A different harmony by the sea
Right by the sea, between Amsterdam and The Hague, is the small Dutch town of Noordwijk. Here is the Woonzorgpark Willem van den Bergh located, a residential care park for mental and physical disabled. Its new centre building is a wooden gem that blends perfectly with the dunes by the beach. And just like the dunes, it has a soft, warm and natural aura.
Most important of all, the new building captures all functions the centre provides under one roof. The 7 000 square meters comprise a restaurant, supermarket, therapy pool, a sports hall, an outpatient clinic, offices and meeting places. Before, all these functions were spread over 12 000 square meters in different buildings throughout the park. This means a much higher areal efficiency.
“It was important for us to reduce the square meters used for buildings, so we can use our resources in our core business to the benefit of our clients”, says Iwan Nieuwenhuijzen, Real Estate Project Manager at ‘s Heeren Loo.
A feeling of well-being
‘s Heeren Loo is a healthcare provider in the Netherlands that offers support and housing to more than 12,000 people with a mental or physical disability.
In 2016 ‘s Heeren Loo contracted IAA Architecten to design the new centre building.
“We wanted to create a feeling of well-being, regardless the purpose of your visit. It is a building with many different functions. If you visit the doctor you have completely other needs and expectations than if you go to the supermarket. Still, it must work in both cases”, says Henk Gersen, architect and director of IAA.
The difference was important
The most striking with the central building is its rounded shapes and wooden façade, that speaks a natures language in harmony with its North Sea surroundings. But there are other arguments as well to this design.
“The residential houses are made of bricks. It was important to make the central building different, hence easy to recognise. That is very important for some disabled persons”, Henk Gersen states.
“It was essential that all functions came together in one compact building, without reducing the accessibility for our clients in wheelchairs or other disabilities. Even important is that people with impaired vision are able to find their way inside the building”, adds Iwan Nieuwenhuijzen.
For this reason, contrasting colours are used.
“The doors have other colours than the walls, which make them easier to identify”, says Iwan Nieuwenhuijzen.
More than rooms
The transition from several, different buildings to one entity opened up to create a welcoming place aimed for spontaneous as well as planned meetings. The entry hall is spacious with inviting sitting groups.

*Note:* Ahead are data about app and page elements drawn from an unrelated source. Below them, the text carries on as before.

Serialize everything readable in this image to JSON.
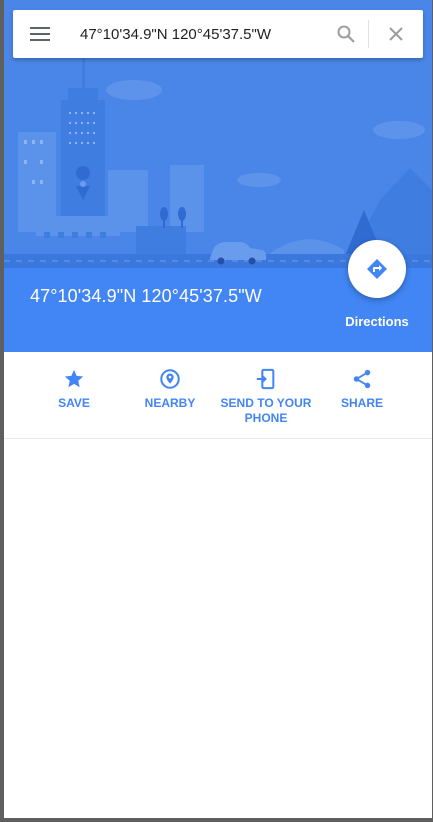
{
  "search": {
    "query": "47°10'34.9\"N 120°45'37.5\"W",
    "menu_icon": "hamburger-menu-icon",
    "search_icon": "magnifier-icon",
    "close_icon": "close-icon"
  },
  "place": {
    "title": "47°10'34.9\"N 120°45'37.5\"W",
    "directions_label": "Directions"
  },
  "actions": [
    {
      "label": "SAVE",
      "icon": "star-icon"
    },
    {
      "label": "NEARBY",
      "icon": "location-pin-icon"
    },
    {
      "label": "SEND TO YOUR PHONE",
      "icon": "send-to-phone-icon"
    },
    {
      "label": "SHARE",
      "icon": "share-icon"
    }
  ],
  "colors": {
    "accent": "#4285f4",
    "header_bg": "#4285f4",
    "panel_bg": "#ffffff"
  }
}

“The first meeting with the building is very important. A building is not only rooms under a roof. What you see, hear and feel must be good”, says Henk Gersen.
He underlines the importance of good acoustics in this kind of centre, where a lot of disabled persons will reside.
“Some clients can make much and unexpected noise, so it is even more important in these kinds of buildings to kill noise as close to the source as possible. To solve this, we had acoustic experts engaged early in the process.”
The sound is as important as the vision, not least for our clients with impaired vision. Our clients react very stressful on bad acoustics. For us, the acoustics are actually more important than the visual design.
Sound as important as vision
As the centre building contains several different functions, each part of the building had to be adapted to its specific acoustic conditions.
“In a lot of buildings, the same kind of ceiling is used. That’s not optimal and would definitely not work in this case. Every room or part of the centre building has different functions. Thus, we had to use different kinds of ceiling and absorbents in every part of the building.”
Iwan Nieuwenhuijzen confirms that the sound environment was an important part of the assignment.
“The sound is as important as the vision, not least for our clients with impaired vision. They can be dependent on communicating with words and thus their ability to hear is crucial. Our clients react very stressful on bad acoustics. For us, the acoustics are actually more important than the visual design.”
The most challenging task
To create a both functional and friendly architecture for the mental and physical disabled, is the most challenging task for an architect, according to Henk Gersen. It demands all professional skills and years of experience to succeed.
“We must be able to think and feel like the disabled. How will they react, what do they see, what is their perspective? If you sit in a wheelchair with limited field of view, the walls or the ceiling could be very important.”
Henk Gersen takes the restaurant as an example. If a lot of the clients sit in wheelchairs it might be logical to think that you can reduce the number of chairs in the restaurant, as the guests won’t use them anyway.
“That is wrong. What feeling will you get of that? Chairs by the tables are an important part of saying welcome.”
When asked if there is any part or function of the building he wants to highlight, Henk Gersen gets into trouble. He thinks for a moment in silence.
“Well, the exterior is really beautiful. But also, when you enter… No, I am very happy with the whole!”
Text: Lars Wirtén